EXTRACTED INFORMATION below:
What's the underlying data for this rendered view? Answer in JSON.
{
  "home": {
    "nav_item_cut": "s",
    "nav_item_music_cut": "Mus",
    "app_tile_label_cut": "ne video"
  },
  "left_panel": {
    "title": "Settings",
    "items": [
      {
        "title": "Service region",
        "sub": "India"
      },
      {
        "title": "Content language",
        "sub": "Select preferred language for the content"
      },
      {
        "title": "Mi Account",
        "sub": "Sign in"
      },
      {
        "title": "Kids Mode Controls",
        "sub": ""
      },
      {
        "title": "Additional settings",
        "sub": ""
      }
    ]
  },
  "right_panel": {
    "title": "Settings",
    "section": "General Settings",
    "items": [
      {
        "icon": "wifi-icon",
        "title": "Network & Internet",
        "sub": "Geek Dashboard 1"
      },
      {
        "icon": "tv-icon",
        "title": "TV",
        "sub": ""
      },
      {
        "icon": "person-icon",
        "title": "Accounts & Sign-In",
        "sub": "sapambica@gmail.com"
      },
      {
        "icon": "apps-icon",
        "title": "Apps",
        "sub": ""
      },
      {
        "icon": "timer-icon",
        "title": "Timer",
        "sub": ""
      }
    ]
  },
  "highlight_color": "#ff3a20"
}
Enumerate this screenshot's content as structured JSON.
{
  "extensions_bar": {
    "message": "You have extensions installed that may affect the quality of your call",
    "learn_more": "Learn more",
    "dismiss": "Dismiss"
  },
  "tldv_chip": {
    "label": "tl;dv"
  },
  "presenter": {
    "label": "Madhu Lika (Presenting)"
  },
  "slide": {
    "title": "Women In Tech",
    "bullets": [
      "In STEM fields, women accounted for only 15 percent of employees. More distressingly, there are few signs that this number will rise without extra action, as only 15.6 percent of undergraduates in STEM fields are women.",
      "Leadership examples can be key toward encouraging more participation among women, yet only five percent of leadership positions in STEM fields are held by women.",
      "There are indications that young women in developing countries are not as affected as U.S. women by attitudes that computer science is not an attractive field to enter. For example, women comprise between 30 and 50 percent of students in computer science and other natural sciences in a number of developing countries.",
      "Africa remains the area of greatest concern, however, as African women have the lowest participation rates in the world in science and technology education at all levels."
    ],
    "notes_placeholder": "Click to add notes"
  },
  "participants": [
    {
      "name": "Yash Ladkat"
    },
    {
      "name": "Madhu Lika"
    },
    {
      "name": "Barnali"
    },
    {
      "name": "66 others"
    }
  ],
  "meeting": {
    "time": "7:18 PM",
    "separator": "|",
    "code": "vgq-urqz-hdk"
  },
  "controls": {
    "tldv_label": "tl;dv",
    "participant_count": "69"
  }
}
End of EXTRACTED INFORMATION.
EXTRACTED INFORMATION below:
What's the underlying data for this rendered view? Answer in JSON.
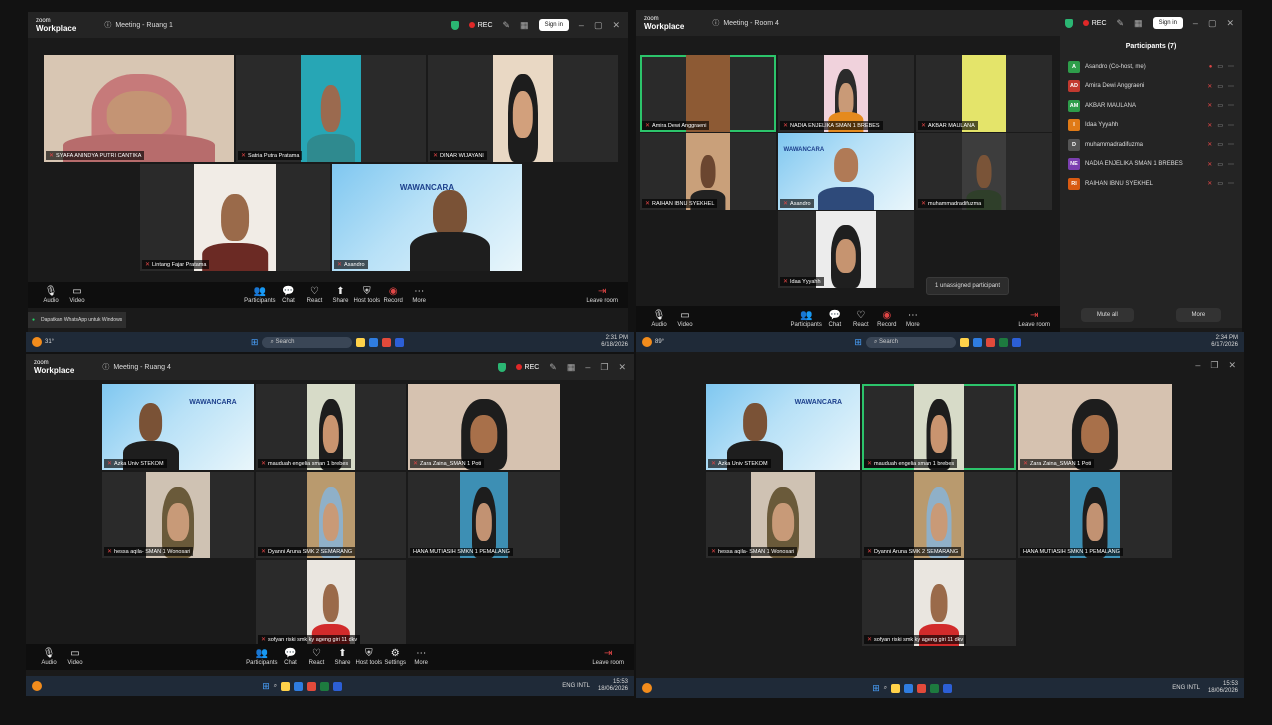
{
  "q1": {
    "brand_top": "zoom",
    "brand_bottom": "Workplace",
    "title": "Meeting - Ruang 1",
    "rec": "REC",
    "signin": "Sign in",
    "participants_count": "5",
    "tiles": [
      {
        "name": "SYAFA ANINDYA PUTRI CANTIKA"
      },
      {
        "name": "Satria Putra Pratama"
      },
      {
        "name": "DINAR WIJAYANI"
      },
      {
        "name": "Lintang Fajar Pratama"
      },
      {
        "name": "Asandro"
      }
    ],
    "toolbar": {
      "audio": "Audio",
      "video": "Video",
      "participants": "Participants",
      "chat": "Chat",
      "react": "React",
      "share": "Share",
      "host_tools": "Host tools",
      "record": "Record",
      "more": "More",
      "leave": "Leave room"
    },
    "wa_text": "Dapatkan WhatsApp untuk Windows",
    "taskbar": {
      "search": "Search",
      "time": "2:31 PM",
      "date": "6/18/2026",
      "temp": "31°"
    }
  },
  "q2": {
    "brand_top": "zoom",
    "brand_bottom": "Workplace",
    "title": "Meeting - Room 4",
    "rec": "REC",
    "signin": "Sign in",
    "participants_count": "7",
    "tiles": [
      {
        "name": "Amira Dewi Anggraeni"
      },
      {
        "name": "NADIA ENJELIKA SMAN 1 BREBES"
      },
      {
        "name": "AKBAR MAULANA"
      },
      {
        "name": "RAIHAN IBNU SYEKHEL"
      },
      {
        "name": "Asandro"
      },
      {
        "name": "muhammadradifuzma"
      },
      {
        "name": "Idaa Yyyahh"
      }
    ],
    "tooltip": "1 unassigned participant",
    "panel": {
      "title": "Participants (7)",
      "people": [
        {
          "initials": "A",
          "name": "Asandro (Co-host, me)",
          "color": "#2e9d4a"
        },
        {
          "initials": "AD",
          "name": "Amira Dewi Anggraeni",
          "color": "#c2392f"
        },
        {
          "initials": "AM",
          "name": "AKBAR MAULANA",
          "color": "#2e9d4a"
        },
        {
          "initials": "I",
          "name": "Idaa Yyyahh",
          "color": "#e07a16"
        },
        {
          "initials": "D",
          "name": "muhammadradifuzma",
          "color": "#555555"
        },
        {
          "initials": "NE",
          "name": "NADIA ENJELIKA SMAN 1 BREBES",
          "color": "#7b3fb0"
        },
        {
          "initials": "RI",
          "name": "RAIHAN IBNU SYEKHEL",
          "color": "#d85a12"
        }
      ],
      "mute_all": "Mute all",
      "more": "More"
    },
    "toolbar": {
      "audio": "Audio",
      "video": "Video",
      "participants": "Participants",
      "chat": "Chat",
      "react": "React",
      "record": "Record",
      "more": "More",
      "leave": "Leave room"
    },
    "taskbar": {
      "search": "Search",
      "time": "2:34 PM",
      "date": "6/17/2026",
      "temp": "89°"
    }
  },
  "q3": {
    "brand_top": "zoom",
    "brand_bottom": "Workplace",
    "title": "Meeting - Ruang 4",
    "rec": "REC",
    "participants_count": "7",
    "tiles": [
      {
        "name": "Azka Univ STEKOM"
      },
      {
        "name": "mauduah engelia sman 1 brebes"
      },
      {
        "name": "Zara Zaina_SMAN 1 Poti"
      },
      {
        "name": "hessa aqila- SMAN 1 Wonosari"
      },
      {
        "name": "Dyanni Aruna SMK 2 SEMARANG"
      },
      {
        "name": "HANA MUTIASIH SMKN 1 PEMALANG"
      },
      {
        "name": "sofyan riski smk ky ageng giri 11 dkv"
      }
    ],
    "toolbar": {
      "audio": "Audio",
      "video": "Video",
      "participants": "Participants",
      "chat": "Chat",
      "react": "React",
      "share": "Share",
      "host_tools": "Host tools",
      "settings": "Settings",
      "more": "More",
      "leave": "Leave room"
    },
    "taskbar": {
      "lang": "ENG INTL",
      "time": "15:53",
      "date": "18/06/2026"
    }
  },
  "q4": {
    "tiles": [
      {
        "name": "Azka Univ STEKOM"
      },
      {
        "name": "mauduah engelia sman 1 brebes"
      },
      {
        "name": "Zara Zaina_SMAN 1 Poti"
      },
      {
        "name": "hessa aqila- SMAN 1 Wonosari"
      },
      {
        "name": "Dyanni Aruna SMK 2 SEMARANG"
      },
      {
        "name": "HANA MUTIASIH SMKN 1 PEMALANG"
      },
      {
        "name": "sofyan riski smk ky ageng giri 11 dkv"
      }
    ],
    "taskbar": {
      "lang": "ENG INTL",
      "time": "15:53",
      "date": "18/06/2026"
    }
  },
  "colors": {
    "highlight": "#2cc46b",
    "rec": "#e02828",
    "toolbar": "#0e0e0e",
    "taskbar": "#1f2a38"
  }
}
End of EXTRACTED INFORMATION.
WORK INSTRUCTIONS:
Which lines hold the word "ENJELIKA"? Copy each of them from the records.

TASK OUTPUT:
        "name": "NADIA ENJELIKA SMAN 1 BREBES"
          "name": "NADIA ENJELIKA SMAN 1 BREBES",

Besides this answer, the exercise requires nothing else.